◆ To do:
Your output should consist of every record, copied exactly.

◆ Task material:

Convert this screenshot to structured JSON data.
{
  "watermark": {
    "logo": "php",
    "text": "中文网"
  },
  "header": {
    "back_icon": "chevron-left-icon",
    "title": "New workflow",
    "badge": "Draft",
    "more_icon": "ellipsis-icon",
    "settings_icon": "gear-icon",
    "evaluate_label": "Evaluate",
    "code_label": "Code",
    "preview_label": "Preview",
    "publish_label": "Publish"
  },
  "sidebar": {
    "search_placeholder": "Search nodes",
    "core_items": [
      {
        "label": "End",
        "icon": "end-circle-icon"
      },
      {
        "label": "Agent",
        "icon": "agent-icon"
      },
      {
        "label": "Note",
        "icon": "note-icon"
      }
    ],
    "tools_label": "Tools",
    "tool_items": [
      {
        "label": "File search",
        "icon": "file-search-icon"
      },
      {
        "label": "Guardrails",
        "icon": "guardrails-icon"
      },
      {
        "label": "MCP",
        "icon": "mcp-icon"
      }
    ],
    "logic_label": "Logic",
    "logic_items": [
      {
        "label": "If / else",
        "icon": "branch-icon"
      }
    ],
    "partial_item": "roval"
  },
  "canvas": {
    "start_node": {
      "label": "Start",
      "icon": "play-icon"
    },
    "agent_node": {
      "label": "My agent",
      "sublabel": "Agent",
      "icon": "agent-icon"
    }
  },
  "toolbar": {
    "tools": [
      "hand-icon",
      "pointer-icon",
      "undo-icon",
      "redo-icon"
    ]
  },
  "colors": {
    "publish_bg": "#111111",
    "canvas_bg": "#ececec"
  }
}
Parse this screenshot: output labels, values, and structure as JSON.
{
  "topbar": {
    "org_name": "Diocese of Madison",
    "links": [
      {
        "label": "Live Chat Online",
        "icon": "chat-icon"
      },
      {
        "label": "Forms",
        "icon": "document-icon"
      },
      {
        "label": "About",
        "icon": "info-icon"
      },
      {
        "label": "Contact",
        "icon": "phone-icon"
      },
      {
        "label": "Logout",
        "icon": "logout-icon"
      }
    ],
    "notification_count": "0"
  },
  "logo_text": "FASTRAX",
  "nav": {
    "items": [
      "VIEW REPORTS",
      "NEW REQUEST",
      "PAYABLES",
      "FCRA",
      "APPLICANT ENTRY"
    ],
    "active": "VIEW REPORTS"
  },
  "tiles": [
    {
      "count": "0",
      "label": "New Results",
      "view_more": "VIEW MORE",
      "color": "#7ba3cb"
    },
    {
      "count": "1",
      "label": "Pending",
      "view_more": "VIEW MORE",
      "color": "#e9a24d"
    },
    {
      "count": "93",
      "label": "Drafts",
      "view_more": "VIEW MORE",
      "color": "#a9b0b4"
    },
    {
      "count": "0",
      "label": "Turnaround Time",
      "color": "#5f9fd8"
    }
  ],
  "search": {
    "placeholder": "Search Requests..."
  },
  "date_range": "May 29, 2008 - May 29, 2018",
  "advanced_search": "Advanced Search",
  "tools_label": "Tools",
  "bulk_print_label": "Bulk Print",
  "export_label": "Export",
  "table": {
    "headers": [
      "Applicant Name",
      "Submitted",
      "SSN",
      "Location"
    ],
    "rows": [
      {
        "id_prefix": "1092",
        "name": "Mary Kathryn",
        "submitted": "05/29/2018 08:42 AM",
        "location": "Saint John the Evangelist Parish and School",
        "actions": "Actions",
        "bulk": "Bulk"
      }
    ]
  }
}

◆ Solved exercise:
Convert this screenshot to structured JSON data.
{
  "watermark": {
    "logo": "php",
    "text": "中文网"
  },
  "header": {
    "back_icon": "chevron-left-icon",
    "title": "New workflow",
    "badge": "Draft",
    "more_icon": "ellipsis-icon",
    "settings_icon": "gear-icon",
    "evaluate_label": "Evaluate",
    "code_label": "Code",
    "preview_label": "Preview",
    "publish_label": "Publish"
  },
  "sidebar": {
    "search_placeholder": "Search nodes",
    "core_items": [
      {
        "label": "End",
        "icon": "end-circle-icon"
      },
      {
        "label": "Agent",
        "icon": "agent-icon"
      },
      {
        "label": "Note",
        "icon": "note-icon"
      }
    ],
    "tools_label": "Tools",
    "tool_items": [
      {
        "label": "File search",
        "icon": "file-search-icon"
      },
      {
        "label": "Guardrails",
        "icon": "guardrails-icon"
      },
      {
        "label": "MCP",
        "icon": "mcp-icon"
      }
    ],
    "logic_label": "Logic",
    "logic_items": [
      {
        "label": "If / else",
        "icon": "branch-icon"
      }
    ],
    "partial_item": "roval"
  },
  "canvas": {
    "start_node": {
      "label": "Start",
      "icon": "play-icon"
    },
    "agent_node": {
      "label": "My agent",
      "sublabel": "Agent",
      "icon": "agent-icon"
    }
  },
  "toolbar": {
    "tools": [
      "hand-icon",
      "pointer-icon",
      "undo-icon",
      "redo-icon"
    ]
  },
  "colors": {
    "publish_bg": "#111111",
    "canvas_bg": "#ececec"
  }
}
Parse this screenshot: output labels, values, and structure as JSON.
{
  "topbar": {
    "org_name": "Diocese of Madison",
    "links": [
      {
        "label": "Live Chat Online",
        "icon": "chat-icon"
      },
      {
        "label": "Forms",
        "icon": "document-icon"
      },
      {
        "label": "About",
        "icon": "info-icon"
      },
      {
        "label": "Contact",
        "icon": "phone-icon"
      },
      {
        "label": "Logout",
        "icon": "logout-icon"
      }
    ],
    "notification_count": "0"
  },
  "logo_text": "FASTRAX",
  "nav": {
    "items": [
      "VIEW REPORTS",
      "NEW REQUEST",
      "PAYABLES",
      "FCRA",
      "APPLICANT ENTRY"
    ],
    "active": "VIEW REPORTS"
  },
  "tiles": [
    {
      "count": "0",
      "label": "New Results",
      "view_more": "VIEW MORE",
      "color": "#7ba3cb"
    },
    {
      "count": "1",
      "label": "Pending",
      "view_more": "VIEW MORE",
      "color": "#e9a24d"
    },
    {
      "count": "93",
      "label": "Drafts",
      "view_more": "VIEW MORE",
      "color": "#a9b0b4"
    },
    {
      "count": "0",
      "label": "Turnaround Time",
      "color": "#5f9fd8"
    }
  ],
  "search": {
    "placeholder": "Search Requests..."
  },
  "date_range": "May 29, 2008 - May 29, 2018",
  "advanced_search": "Advanced Search",
  "tools_label": "Tools",
  "bulk_print_label": "Bulk Print",
  "export_label": "Export",
  "table": {
    "headers": [
      "Applicant Name",
      "Submitted",
      "SSN",
      "Location"
    ],
    "rows": [
      {
        "id_prefix": "1092",
        "name": "Mary Kathryn",
        "submitted": "05/29/2018 08:42 AM",
        "location": "Saint John the Evangelist Parish and School",
        "actions": "Actions",
        "bulk": "Bulk"
      }
    ]
  }
}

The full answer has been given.